### Exercise description
Exactly as written, output each of the lines below, with no images.

### Given data
----
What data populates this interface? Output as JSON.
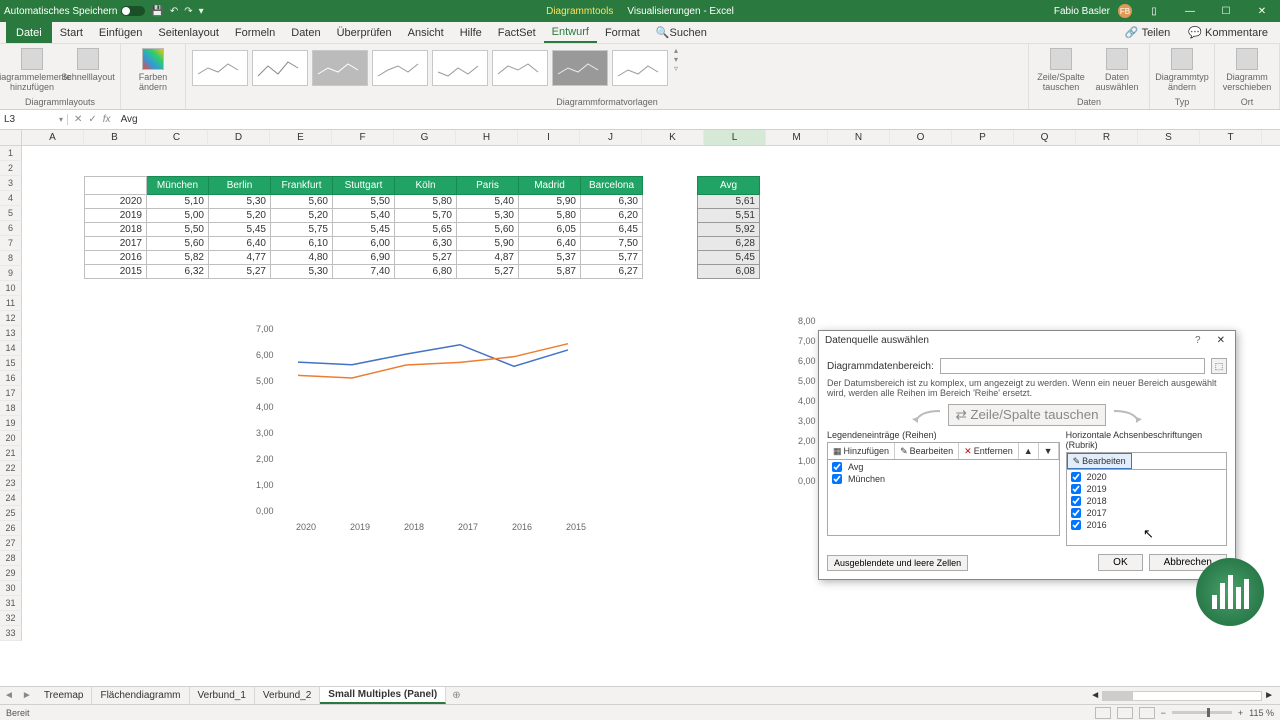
{
  "titlebar": {
    "autosave": "Automatisches Speichern",
    "center_tool": "Diagrammtools",
    "center_doc": "Visualisierungen - Excel",
    "user": "Fabio Basler",
    "user_initials": "FB"
  },
  "ribbon_tabs": [
    "Datei",
    "Start",
    "Einfügen",
    "Seitenlayout",
    "Formeln",
    "Daten",
    "Überprüfen",
    "Ansicht",
    "Hilfe",
    "FactSet",
    "Entwurf",
    "Format",
    "Suchen"
  ],
  "ribbon_active": "Entwurf",
  "ribbon_right": {
    "share": "Teilen",
    "comments": "Kommentare"
  },
  "ribbon_groups": {
    "layouts": "Diagrammlayouts",
    "layouts_btn1": "Diagrammelemente hinzufügen",
    "layouts_btn2": "Schnelllayout",
    "colors": "Farben ändern",
    "styles": "Diagrammformatvorlagen",
    "data": "Daten",
    "data_btn1": "Zeile/Spalte tauschen",
    "data_btn2": "Daten auswählen",
    "type": "Typ",
    "type_btn": "Diagrammtyp ändern",
    "location": "Ort",
    "location_btn": "Diagramm verschieben"
  },
  "namebox": "L3",
  "formula": "Avg",
  "columns": [
    "A",
    "B",
    "C",
    "D",
    "E",
    "F",
    "G",
    "H",
    "I",
    "J",
    "K",
    "L",
    "M",
    "N",
    "O",
    "P",
    "Q",
    "R",
    "S",
    "T"
  ],
  "table": {
    "headers": [
      "",
      "München",
      "Berlin",
      "Frankfurt",
      "Stuttgart",
      "Köln",
      "Paris",
      "Madrid",
      "Barcelona"
    ],
    "rows": [
      [
        "2020",
        "5,10",
        "5,30",
        "5,60",
        "5,50",
        "5,80",
        "5,40",
        "5,90",
        "6,30"
      ],
      [
        "2019",
        "5,00",
        "5,20",
        "5,20",
        "5,40",
        "5,70",
        "5,30",
        "5,80",
        "6,20"
      ],
      [
        "2018",
        "5,50",
        "5,45",
        "5,75",
        "5,45",
        "5,65",
        "5,60",
        "6,05",
        "6,45"
      ],
      [
        "2017",
        "5,60",
        "6,40",
        "6,10",
        "6,00",
        "6,30",
        "5,90",
        "6,40",
        "7,50"
      ],
      [
        "2016",
        "5,82",
        "4,77",
        "4,80",
        "6,90",
        "5,27",
        "4,87",
        "5,37",
        "5,77"
      ],
      [
        "2015",
        "6,32",
        "5,27",
        "5,30",
        "7,40",
        "6,80",
        "5,27",
        "5,87",
        "6,27"
      ]
    ]
  },
  "avg": {
    "header": "Avg",
    "values": [
      "5,61",
      "5,51",
      "5,92",
      "6,28",
      "5,45",
      "6,08"
    ]
  },
  "chart_data": {
    "type": "line",
    "categories": [
      "2020",
      "2019",
      "2018",
      "2017",
      "2016",
      "2015"
    ],
    "series": [
      {
        "name": "Avg",
        "values": [
          5.61,
          5.51,
          5.92,
          6.28,
          5.45,
          6.08
        ]
      },
      {
        "name": "München",
        "values": [
          5.1,
          5.0,
          5.5,
          5.6,
          5.82,
          6.32
        ]
      }
    ],
    "ylim": [
      0,
      7
    ],
    "yticks": [
      "0,00",
      "1,00",
      "2,00",
      "3,00",
      "4,00",
      "5,00",
      "6,00",
      "7,00"
    ],
    "xlabel": "",
    "ylabel": "",
    "title": ""
  },
  "left_axis_ghost": [
    "8,00",
    "7,00",
    "6,00",
    "5,00",
    "4,00",
    "3,00",
    "2,00",
    "1,00",
    "0,00"
  ],
  "dialog": {
    "title": "Datenquelle auswählen",
    "range_label": "Diagrammdatenbereich:",
    "note": "Der Datumsbereich ist zu komplex, um angezeigt zu werden. Wenn ein neuer Bereich ausgewählt wird, werden alle Reihen im Bereich 'Reihe' ersetzt.",
    "swap": "Zeile/Spalte tauschen",
    "legend_header": "Legendeneinträge (Reihen)",
    "legend_buttons": {
      "add": "Hinzufügen",
      "edit": "Bearbeiten",
      "remove": "Entfernen"
    },
    "legend_items": [
      "Avg",
      "München"
    ],
    "axis_header": "Horizontale Achsenbeschriftungen (Rubrik)",
    "axis_edit": "Bearbeiten",
    "axis_items": [
      "2020",
      "2019",
      "2018",
      "2017",
      "2016"
    ],
    "hidden": "Ausgeblendete und leere Zellen",
    "ok": "OK",
    "cancel": "Abbrechen"
  },
  "sheets": [
    "Treemap",
    "Flächendiagramm",
    "Verbund_1",
    "Verbund_2",
    "Small Multiples (Panel)"
  ],
  "sheet_active": 4,
  "status": {
    "ready": "Bereit",
    "zoom": "115 %"
  }
}
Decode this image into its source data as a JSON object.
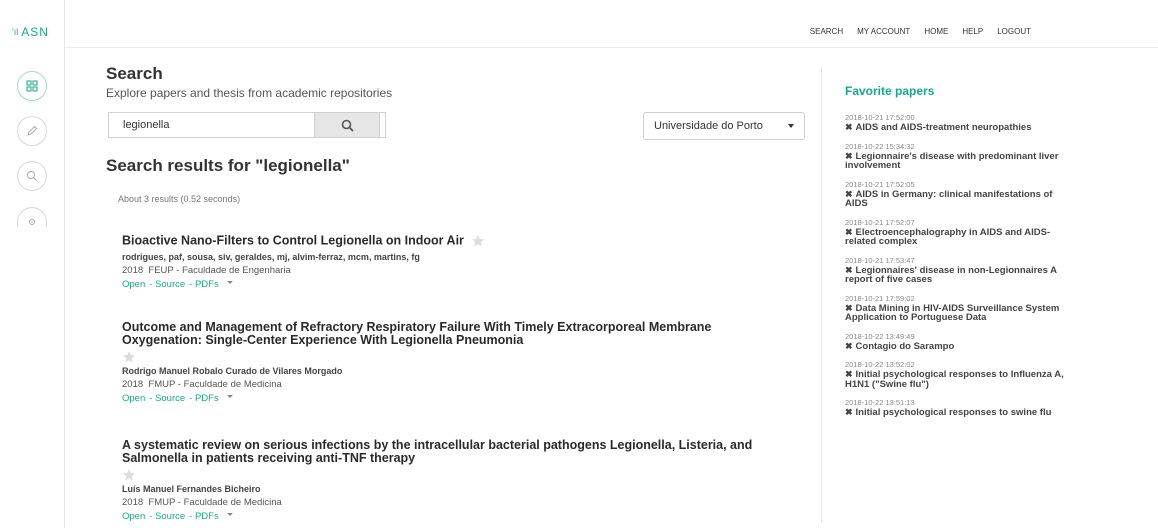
{
  "app": {
    "logo_text": "ASN"
  },
  "sidebar": {
    "icons": [
      "grid-icon",
      "pencil-icon",
      "search-icon",
      "settings-icon"
    ]
  },
  "topnav": [
    "SEARCH",
    "MY ACCOUNT",
    "HOME",
    "HELP",
    "LOGOUT"
  ],
  "search": {
    "title": "Search",
    "subtitle": "Explore papers and thesis from academic repositories",
    "query": "legionella",
    "repository": "Universidade do Porto"
  },
  "results": {
    "heading": "Search results for \"legionella\"",
    "about": "About 3 results (0.52 seconds)",
    "items": [
      {
        "title": "Bioactive Nano-Filters to Control Legionella on Indoor Air",
        "authors": "rodrigues, paf, sousa, siv, geraldes, mj, alvim-ferraz, mcm, martins, fg",
        "year": "2018",
        "source": "FEUP - Faculdade de Engenharia",
        "links": [
          "Open",
          "- Source",
          "- PDFs"
        ]
      },
      {
        "title": "Outcome and Management of Refractory Respiratory Failure With Timely Extracorporeal Membrane Oxygenation: Single-Center Experience With Legionella Pneumonia",
        "authors": "Rodrigo Manuel Robalo Curado de Vilares Morgado",
        "year": "2018",
        "source": "FMUP - Faculdade de Medicina",
        "links": [
          "Open",
          "- Source",
          "- PDFs"
        ]
      },
      {
        "title": "A systematic review on serious infections by the intracellular bacterial pathogens Legionella, Listeria, and Salmonella in patients receiving anti-TNF therapy",
        "authors": "Luís Manuel Fernandes Bicheiro",
        "year": "2018",
        "source": "FMUP - Faculdade de Medicina",
        "links": [
          "Open",
          "- Source",
          "- PDFs"
        ]
      }
    ]
  },
  "favorites": {
    "title": "Favorite papers",
    "items": [
      {
        "time": "2018-10-21 17:52:00",
        "title": "AIDS and AIDS-treatment neuropathies"
      },
      {
        "time": "2018-10-22 15:34:32",
        "title": "Legionnaire's disease with predominant liver involvement"
      },
      {
        "time": "2018-10-21 17:52:05",
        "title": "AIDS in Germany: clinical manifestations of AIDS"
      },
      {
        "time": "2018-10-21 17:52:07",
        "title": "Electroencephalography in AIDS and AIDS-related complex"
      },
      {
        "time": "2018-10-21 17:53:47",
        "title": "Legionnaires' disease in non-Legionnaires A report of five cases"
      },
      {
        "time": "2018-10-21 17:59:02",
        "title": "Data Mining in HIV-AIDS Surveillance System Application to Portuguese Data"
      },
      {
        "time": "2018-10-22 13:49:49",
        "title": "Contagio do Sarampo"
      },
      {
        "time": "2018-10-22 13:52:02",
        "title": "Initial psychological responses to Influenza A, H1N1 (\"Swine flu\")"
      },
      {
        "time": "2018-10-22 13:51:13",
        "title": "Initial psychological responses to swine flu"
      }
    ]
  },
  "colors": {
    "accent": "#1aa68a",
    "text": "#333333"
  }
}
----
### Solution to this problem
What data populates this interface? Output as JSON.
{
  "titlebar": {
    "autosave": "Automatisches Speichern",
    "center_tool": "Diagrammtools",
    "center_doc": "Visualisierungen - Excel",
    "user": "Fabio Basler",
    "user_initials": "FB"
  },
  "ribbon_tabs": [
    "Datei",
    "Start",
    "Einfügen",
    "Seitenlayout",
    "Formeln",
    "Daten",
    "Überprüfen",
    "Ansicht",
    "Hilfe",
    "FactSet",
    "Entwurf",
    "Format",
    "Suchen"
  ],
  "ribbon_active": "Entwurf",
  "ribbon_right": {
    "share": "Teilen",
    "comments": "Kommentare"
  },
  "ribbon_groups": {
    "layouts": "Diagrammlayouts",
    "layouts_btn1": "Diagrammelemente hinzufügen",
    "layouts_btn2": "Schnelllayout",
    "colors": "Farben ändern",
    "styles": "Diagrammformatvorlagen",
    "data": "Daten",
    "data_btn1": "Zeile/Spalte tauschen",
    "data_btn2": "Daten auswählen",
    "type": "Typ",
    "type_btn": "Diagrammtyp ändern",
    "location": "Ort",
    "location_btn": "Diagramm verschieben"
  },
  "namebox": "L3",
  "formula": "Avg",
  "columns": [
    "A",
    "B",
    "C",
    "D",
    "E",
    "F",
    "G",
    "H",
    "I",
    "J",
    "K",
    "L",
    "M",
    "N",
    "O",
    "P",
    "Q",
    "R",
    "S",
    "T"
  ],
  "table": {
    "headers": [
      "",
      "München",
      "Berlin",
      "Frankfurt",
      "Stuttgart",
      "Köln",
      "Paris",
      "Madrid",
      "Barcelona"
    ],
    "rows": [
      [
        "2020",
        "5,10",
        "5,30",
        "5,60",
        "5,50",
        "5,80",
        "5,40",
        "5,90",
        "6,30"
      ],
      [
        "2019",
        "5,00",
        "5,20",
        "5,20",
        "5,40",
        "5,70",
        "5,30",
        "5,80",
        "6,20"
      ],
      [
        "2018",
        "5,50",
        "5,45",
        "5,75",
        "5,45",
        "5,65",
        "5,60",
        "6,05",
        "6,45"
      ],
      [
        "2017",
        "5,60",
        "6,40",
        "6,10",
        "6,00",
        "6,30",
        "5,90",
        "6,40",
        "7,50"
      ],
      [
        "2016",
        "5,82",
        "4,77",
        "4,80",
        "6,90",
        "5,27",
        "4,87",
        "5,37",
        "5,77"
      ],
      [
        "2015",
        "6,32",
        "5,27",
        "5,30",
        "7,40",
        "6,80",
        "5,27",
        "5,87",
        "6,27"
      ]
    ]
  },
  "avg": {
    "header": "Avg",
    "values": [
      "5,61",
      "5,51",
      "5,92",
      "6,28",
      "5,45",
      "6,08"
    ]
  },
  "chart_data": {
    "type": "line",
    "categories": [
      "2020",
      "2019",
      "2018",
      "2017",
      "2016",
      "2015"
    ],
    "series": [
      {
        "name": "Avg",
        "values": [
          5.61,
          5.51,
          5.92,
          6.28,
          5.45,
          6.08
        ]
      },
      {
        "name": "München",
        "values": [
          5.1,
          5.0,
          5.5,
          5.6,
          5.82,
          6.32
        ]
      }
    ],
    "ylim": [
      0,
      7
    ],
    "yticks": [
      "0,00",
      "1,00",
      "2,00",
      "3,00",
      "4,00",
      "5,00",
      "6,00",
      "7,00"
    ],
    "xlabel": "",
    "ylabel": "",
    "title": ""
  },
  "left_axis_ghost": [
    "8,00",
    "7,00",
    "6,00",
    "5,00",
    "4,00",
    "3,00",
    "2,00",
    "1,00",
    "0,00"
  ],
  "dialog": {
    "title": "Datenquelle auswählen",
    "range_label": "Diagrammdatenbereich:",
    "note": "Der Datumsbereich ist zu komplex, um angezeigt zu werden. Wenn ein neuer Bereich ausgewählt wird, werden alle Reihen im Bereich 'Reihe' ersetzt.",
    "swap": "Zeile/Spalte tauschen",
    "legend_header": "Legendeneinträge (Reihen)",
    "legend_buttons": {
      "add": "Hinzufügen",
      "edit": "Bearbeiten",
      "remove": "Entfernen"
    },
    "legend_items": [
      "Avg",
      "München"
    ],
    "axis_header": "Horizontale Achsenbeschriftungen (Rubrik)",
    "axis_edit": "Bearbeiten",
    "axis_items": [
      "2020",
      "2019",
      "2018",
      "2017",
      "2016"
    ],
    "hidden": "Ausgeblendete und leere Zellen",
    "ok": "OK",
    "cancel": "Abbrechen"
  },
  "sheets": [
    "Treemap",
    "Flächendiagramm",
    "Verbund_1",
    "Verbund_2",
    "Small Multiples (Panel)"
  ],
  "sheet_active": 4,
  "status": {
    "ready": "Bereit",
    "zoom": "115 %"
  }
}
Decode this image into its source data as a JSON object.
{
  "app": {
    "logo_text": "ASN"
  },
  "sidebar": {
    "icons": [
      "grid-icon",
      "pencil-icon",
      "search-icon",
      "settings-icon"
    ]
  },
  "topnav": [
    "SEARCH",
    "MY ACCOUNT",
    "HOME",
    "HELP",
    "LOGOUT"
  ],
  "search": {
    "title": "Search",
    "subtitle": "Explore papers and thesis from academic repositories",
    "query": "legionella",
    "repository": "Universidade do Porto"
  },
  "results": {
    "heading": "Search results for \"legionella\"",
    "about": "About 3 results (0.52 seconds)",
    "items": [
      {
        "title": "Bioactive Nano-Filters to Control Legionella on Indoor Air",
        "authors": "rodrigues, paf, sousa, siv, geraldes, mj, alvim-ferraz, mcm, martins, fg",
        "year": "2018",
        "source": "FEUP - Faculdade de Engenharia",
        "links": [
          "Open",
          "- Source",
          "- PDFs"
        ]
      },
      {
        "title": "Outcome and Management of Refractory Respiratory Failure With Timely Extracorporeal Membrane Oxygenation: Single-Center Experience With Legionella Pneumonia",
        "authors": "Rodrigo Manuel Robalo Curado de Vilares Morgado",
        "year": "2018",
        "source": "FMUP - Faculdade de Medicina",
        "links": [
          "Open",
          "- Source",
          "- PDFs"
        ]
      },
      {
        "title": "A systematic review on serious infections by the intracellular bacterial pathogens Legionella, Listeria, and Salmonella in patients receiving anti-TNF therapy",
        "authors": "Luís Manuel Fernandes Bicheiro",
        "year": "2018",
        "source": "FMUP - Faculdade de Medicina",
        "links": [
          "Open",
          "- Source",
          "- PDFs"
        ]
      }
    ]
  },
  "favorites": {
    "title": "Favorite papers",
    "items": [
      {
        "time": "2018-10-21 17:52:00",
        "title": "AIDS and AIDS-treatment neuropathies"
      },
      {
        "time": "2018-10-22 15:34:32",
        "title": "Legionnaire's disease with predominant liver involvement"
      },
      {
        "time": "2018-10-21 17:52:05",
        "title": "AIDS in Germany: clinical manifestations of AIDS"
      },
      {
        "time": "2018-10-21 17:52:07",
        "title": "Electroencephalography in AIDS and AIDS-related complex"
      },
      {
        "time": "2018-10-21 17:53:47",
        "title": "Legionnaires' disease in non-Legionnaires A report of five cases"
      },
      {
        "time": "2018-10-21 17:59:02",
        "title": "Data Mining in HIV-AIDS Surveillance System Application to Portuguese Data"
      },
      {
        "time": "2018-10-22 13:49:49",
        "title": "Contagio do Sarampo"
      },
      {
        "time": "2018-10-22 13:52:02",
        "title": "Initial psychological responses to Influenza A, H1N1 (\"Swine flu\")"
      },
      {
        "time": "2018-10-22 13:51:13",
        "title": "Initial psychological responses to swine flu"
      }
    ]
  },
  "colors": {
    "accent": "#1aa68a",
    "text": "#333333"
  }
}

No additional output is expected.